== Segment start ==

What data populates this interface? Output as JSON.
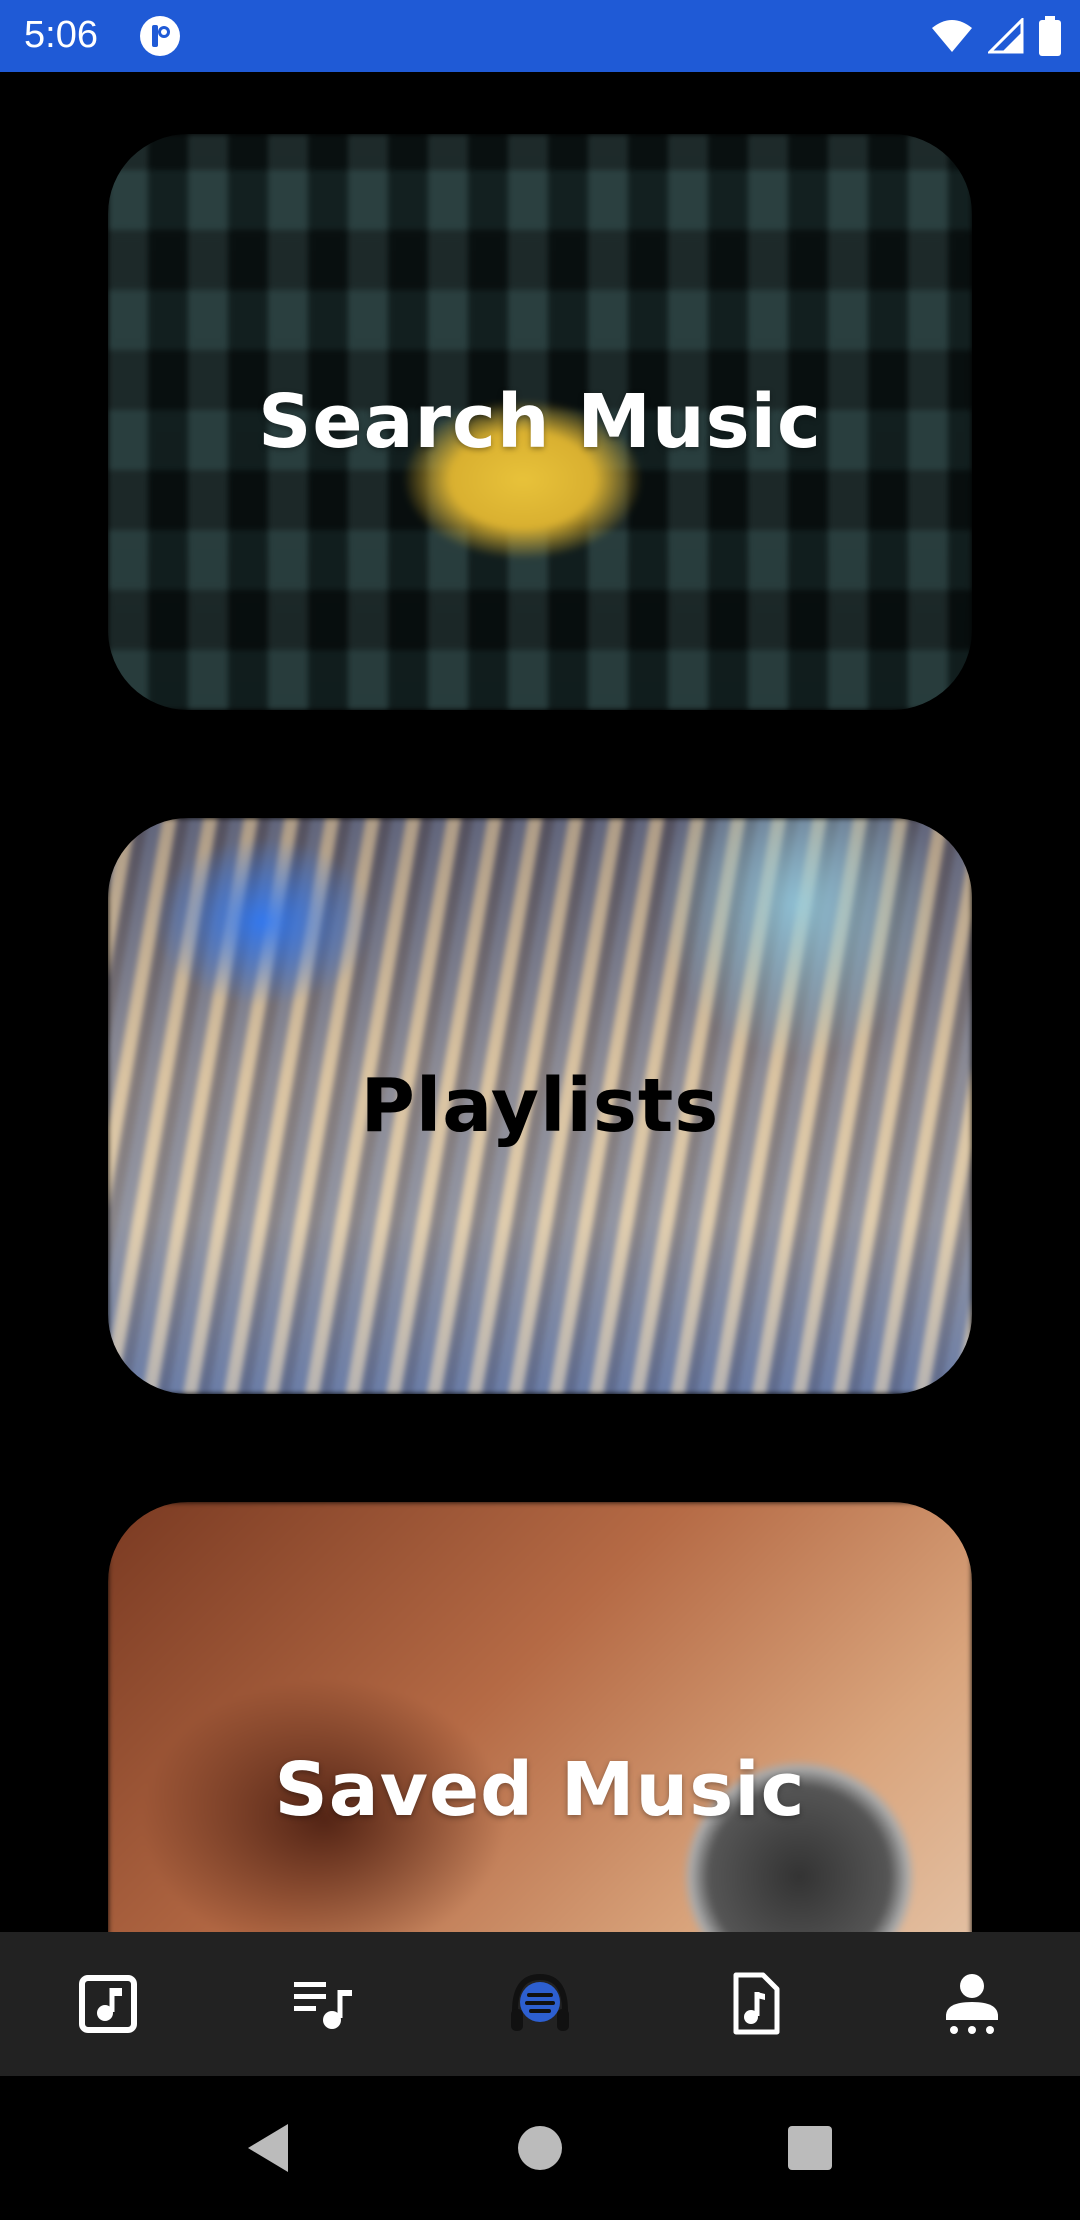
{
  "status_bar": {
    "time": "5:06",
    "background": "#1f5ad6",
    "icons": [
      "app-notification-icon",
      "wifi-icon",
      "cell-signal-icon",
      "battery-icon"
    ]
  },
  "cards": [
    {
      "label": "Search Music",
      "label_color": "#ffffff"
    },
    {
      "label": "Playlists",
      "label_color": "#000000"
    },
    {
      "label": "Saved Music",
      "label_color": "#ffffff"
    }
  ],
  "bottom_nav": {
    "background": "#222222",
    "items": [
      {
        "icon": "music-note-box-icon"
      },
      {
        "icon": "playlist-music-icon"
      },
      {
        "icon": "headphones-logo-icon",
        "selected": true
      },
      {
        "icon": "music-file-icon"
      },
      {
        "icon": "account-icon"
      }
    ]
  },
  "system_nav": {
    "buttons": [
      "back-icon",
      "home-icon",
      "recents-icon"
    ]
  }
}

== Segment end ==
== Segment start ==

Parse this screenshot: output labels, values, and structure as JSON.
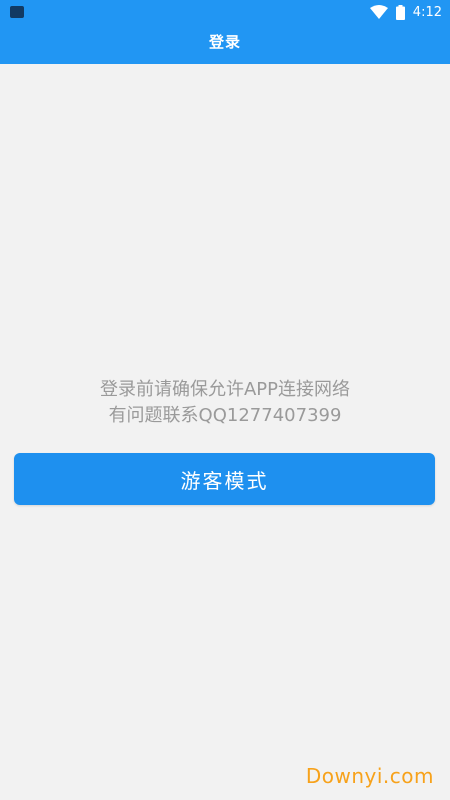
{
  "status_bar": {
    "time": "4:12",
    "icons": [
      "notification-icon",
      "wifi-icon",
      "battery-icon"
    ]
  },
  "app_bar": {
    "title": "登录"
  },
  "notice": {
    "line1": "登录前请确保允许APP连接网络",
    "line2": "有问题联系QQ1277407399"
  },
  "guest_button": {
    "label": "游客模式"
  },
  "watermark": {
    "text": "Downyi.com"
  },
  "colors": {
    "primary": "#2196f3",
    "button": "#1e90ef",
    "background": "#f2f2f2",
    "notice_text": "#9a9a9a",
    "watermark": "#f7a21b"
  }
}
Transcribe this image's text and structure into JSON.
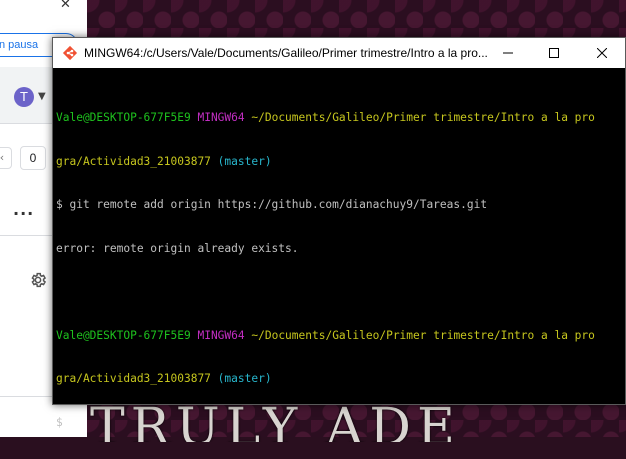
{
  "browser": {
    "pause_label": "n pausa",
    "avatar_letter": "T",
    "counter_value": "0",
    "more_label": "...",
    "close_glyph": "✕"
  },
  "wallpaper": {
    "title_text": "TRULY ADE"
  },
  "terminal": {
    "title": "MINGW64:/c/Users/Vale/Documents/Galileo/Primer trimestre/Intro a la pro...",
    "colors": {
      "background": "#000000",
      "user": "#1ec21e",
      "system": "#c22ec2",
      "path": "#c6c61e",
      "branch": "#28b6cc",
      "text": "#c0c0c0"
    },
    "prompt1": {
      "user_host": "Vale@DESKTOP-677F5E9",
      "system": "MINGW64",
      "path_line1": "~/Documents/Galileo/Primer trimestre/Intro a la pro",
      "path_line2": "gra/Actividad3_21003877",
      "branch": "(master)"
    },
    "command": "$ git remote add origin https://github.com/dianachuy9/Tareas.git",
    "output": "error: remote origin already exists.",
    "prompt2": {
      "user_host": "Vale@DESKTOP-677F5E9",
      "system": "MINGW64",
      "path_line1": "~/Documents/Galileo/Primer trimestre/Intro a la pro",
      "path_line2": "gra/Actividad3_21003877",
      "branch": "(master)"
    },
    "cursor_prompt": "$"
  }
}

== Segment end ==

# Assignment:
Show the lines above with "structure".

# Exercise answer:
Parse this screenshot: output labels, values, and structure as JSON.
Transcribe this image's text and structure into JSON.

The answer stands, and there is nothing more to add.